This content is part of JA Europe‘s Knowledge Network on New Europe
Right after starting high school, when I was around 16 years old, I heard that students participating in my school’s JA Company Programme were doing exceptionally well at the national level. They were winning awards, participating in international competitions and had a leading professor that was named the ‘best in the city’. I wanted to be one of those students!
I wanted to learn how to run a company and create value – both socially and economically. Moreover, I wanted to do it, not just read about it in a book, like many other subjects you learn in high school. “Entrepreneurship and Business Plan Development” soon became one of my elective classes, and the class I considered the most important for my future – which in the end turned out to be true.

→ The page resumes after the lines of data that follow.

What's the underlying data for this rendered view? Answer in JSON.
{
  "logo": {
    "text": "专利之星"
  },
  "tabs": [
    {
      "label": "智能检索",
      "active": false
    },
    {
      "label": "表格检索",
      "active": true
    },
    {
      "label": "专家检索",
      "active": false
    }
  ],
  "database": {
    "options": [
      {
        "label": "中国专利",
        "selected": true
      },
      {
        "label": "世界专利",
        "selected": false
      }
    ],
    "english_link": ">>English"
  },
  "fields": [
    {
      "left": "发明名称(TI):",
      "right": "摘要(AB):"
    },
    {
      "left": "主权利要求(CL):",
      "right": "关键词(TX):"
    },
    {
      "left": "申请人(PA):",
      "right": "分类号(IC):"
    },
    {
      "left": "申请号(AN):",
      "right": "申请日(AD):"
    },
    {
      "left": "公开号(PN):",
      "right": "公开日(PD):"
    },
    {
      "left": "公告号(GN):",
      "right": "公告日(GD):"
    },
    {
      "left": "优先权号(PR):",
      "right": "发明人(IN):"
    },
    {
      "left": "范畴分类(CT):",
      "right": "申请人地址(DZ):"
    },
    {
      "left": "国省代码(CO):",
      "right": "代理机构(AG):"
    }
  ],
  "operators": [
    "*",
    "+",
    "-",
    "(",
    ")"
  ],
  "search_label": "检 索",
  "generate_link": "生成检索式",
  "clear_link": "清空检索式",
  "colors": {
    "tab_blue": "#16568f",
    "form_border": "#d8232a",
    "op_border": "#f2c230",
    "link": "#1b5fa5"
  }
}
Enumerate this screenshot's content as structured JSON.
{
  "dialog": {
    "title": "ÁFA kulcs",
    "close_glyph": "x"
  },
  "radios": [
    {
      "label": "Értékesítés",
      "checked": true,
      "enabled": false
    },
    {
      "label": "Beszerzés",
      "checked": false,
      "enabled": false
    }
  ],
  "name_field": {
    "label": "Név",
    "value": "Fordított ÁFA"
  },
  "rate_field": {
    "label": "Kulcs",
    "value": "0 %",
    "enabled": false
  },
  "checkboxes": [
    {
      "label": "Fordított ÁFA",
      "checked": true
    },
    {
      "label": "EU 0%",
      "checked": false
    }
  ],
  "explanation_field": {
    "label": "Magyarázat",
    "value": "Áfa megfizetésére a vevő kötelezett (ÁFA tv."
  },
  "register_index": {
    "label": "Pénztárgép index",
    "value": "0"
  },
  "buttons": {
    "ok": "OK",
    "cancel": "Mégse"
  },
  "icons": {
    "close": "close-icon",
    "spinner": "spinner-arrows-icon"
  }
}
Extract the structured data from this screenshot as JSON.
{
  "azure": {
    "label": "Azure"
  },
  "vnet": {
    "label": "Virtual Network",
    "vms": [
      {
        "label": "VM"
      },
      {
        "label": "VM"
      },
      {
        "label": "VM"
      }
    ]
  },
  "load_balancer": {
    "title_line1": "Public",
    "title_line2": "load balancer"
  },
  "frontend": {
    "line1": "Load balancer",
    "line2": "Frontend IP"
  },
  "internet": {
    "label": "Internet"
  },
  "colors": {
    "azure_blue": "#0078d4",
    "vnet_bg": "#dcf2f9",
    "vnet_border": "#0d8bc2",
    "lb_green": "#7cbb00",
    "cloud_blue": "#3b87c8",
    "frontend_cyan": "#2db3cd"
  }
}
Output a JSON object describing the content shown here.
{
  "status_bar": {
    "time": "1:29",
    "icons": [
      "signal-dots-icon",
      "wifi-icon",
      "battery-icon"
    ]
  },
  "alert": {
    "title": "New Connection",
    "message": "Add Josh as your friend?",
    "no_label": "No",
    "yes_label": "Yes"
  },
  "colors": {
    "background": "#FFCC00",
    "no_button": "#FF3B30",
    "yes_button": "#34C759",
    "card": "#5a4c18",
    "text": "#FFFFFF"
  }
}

What most impressed me about the JA Company Programme was how professional it was, we didn’t pretend to run a company, we actually developed a real tax-regulated business! And the business community took us seriously. We were not considered just a bunch of kids trying to make money, we were regarded as problem solvers creating value for others. Ungt Entreprenørskap (or JA Norway) really taught the Norwegian business community about the importance of young entrepreneurs.
While the JA Company Programme helped shape and develop my business acumen, I believe the desire to become an entrepreneur always existed within me. For as long as I can remember I have been a creative and problem-solving type of person, both when it came to theoretical and practical challenges. While vacationing as a child, I remember developing my first “business,” which included dripping water on beach guests if they got too hot from the sun. My motivation? The 50 cents I charged per person, which I then could spend at the local toy store. So as a child, the motivation was to create value for myself, however, and as cliché as it may sound, as I got older the motivation began to move from myself to the people around me. Finally, when I realized that my skills and personal abilities were perfectly in sync with entrepreneurship, I decided that I was meant to become an entrepreneur.
Today, I am 22 years old, and CEO and chairman of my own company, the Intergenerational Meeting (Generasjonsmøtet M AS), actually the same company that I created during my second JA Company Programme! The idea behind the company was born from the distinct gap my colleagues and I noticed, that existed between the local community and our grandparents – seniors in retirement homes. This troubling gab between the two was leaving the elderly in isolation, mainly because they were no longer able to participate as actively in society as they had before, due to practical, physical and psychological reasons. As a consequence of this, we saw that retirement homes and the community at-large existed as two separate worlds instead of one.
Our solution was simple and effective. We enlisted our own friends to visit different homes during their weekends to share their lives and activities with the residents. By bringing both unknown and known activities together, both the young and old were able to exchange experience and knowledge. By doing this, we sought to close the gap of isolation, so that the retirement homes became less foreign to the youth, and the youth and society outside became less foreign to seniors. Retirement homes were soon willing to pay for this service, and today we have 15 part-time employees under the age of 20, all visiting different retirement homes in Oslo, Norway. The net profit is solid and the future looks bright for us!
I definitely attribute a major part of my current success to the JA Company Programme, as it was my first entrepreneurial experience and the place where I learned both the upsides and sacrifices one must make in order to be successful. It gave me the essential practice I needed in order to evolve into the business woman I am today and motivated me to think differently. Most importantly, the programme gave me a passion, without this opportunity I would be a student without a strong understanding of what I want to do in life.
As I wrap this up, I want to share one piece of advice to other young entrepreneurs: failure is as important as success. Don’t be afraid to fail, because failure contains some of the best lessons to help you grow into the best entrepreneur you can be. And when you fail – because most entrepreneurs do fail hundreds of times before finding one success – allow yourself to learn from it. And always move on, don’t get stuck on a failed venture or lost opportunities.
Finally, remember: Everyone can be an entrepreneur, it’s just a matter of self-confidence, belief in your idea, some essential business knowledge (JA can definitely help with this!) and your ability to take risks. The rest is just icing on the cake!